"Coach" Roscoe Draper

Born in Haverford, PA on May 14, 1919, Roscoe Draper grew up in Haverford and Bryn Mawr Pennsylvania. He graduated with honors from Haverford High School and continued his education at the Hampton Institute (later became Hampton University). After enrolling in the civil pilot training program in 1939, Roscoe received his Private Pilot license in 1940. He was one of two men selected for the secondary course at the Tuskegee Institute (later became Tuskegee University) and completed his pilot training in 1942. He was one of the first ten men of color selected to serve as flight instructor for the Army Air Corps "Tuskegee Experiment". He taught Army Air Corps cadets in the primary phase of their flight training at Moton Field, Tuskegee, AL (from 1942 to 1946) and he also served on the academic board for the Tuskegee Institute.

"Coach" was mentored by another aviation legend, "Chief" Charles Alfred Anderson (1907-1996) who was also from the Philadelphia area. Together, they trained the famed Tuskegee Airmen who went on to copile their own impressive list of accomplishments.

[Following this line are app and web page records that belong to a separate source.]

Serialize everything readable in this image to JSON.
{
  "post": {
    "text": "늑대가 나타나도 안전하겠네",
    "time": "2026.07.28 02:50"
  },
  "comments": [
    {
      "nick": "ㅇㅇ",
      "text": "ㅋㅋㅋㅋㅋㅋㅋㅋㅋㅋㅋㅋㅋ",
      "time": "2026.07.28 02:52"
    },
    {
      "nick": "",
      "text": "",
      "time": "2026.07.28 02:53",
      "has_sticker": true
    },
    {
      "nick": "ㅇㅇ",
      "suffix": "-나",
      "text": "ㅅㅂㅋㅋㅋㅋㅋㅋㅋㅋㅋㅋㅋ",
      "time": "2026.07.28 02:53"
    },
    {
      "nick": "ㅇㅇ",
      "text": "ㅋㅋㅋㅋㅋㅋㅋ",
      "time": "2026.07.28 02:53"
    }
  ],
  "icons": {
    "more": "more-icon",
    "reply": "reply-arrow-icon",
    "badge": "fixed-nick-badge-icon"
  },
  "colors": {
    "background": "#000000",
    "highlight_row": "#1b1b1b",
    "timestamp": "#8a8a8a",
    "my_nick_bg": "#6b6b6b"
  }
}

Roscoe was affectionately given the nickname "Coach" by his flight students because it described his teaching style.

Coach later worked for the US Postal Service and the FAA in several capacities, including Pilot Examiner and Accident Investigator. Among his many airplane ratings, Coach is also certified in helicopters. His ratings are still current and he is teaching others to became better pilots.

The above is a summary of an article in a local Philadelphia newspaper but barely scratches the surface of "Coach" Draper's remarkable life.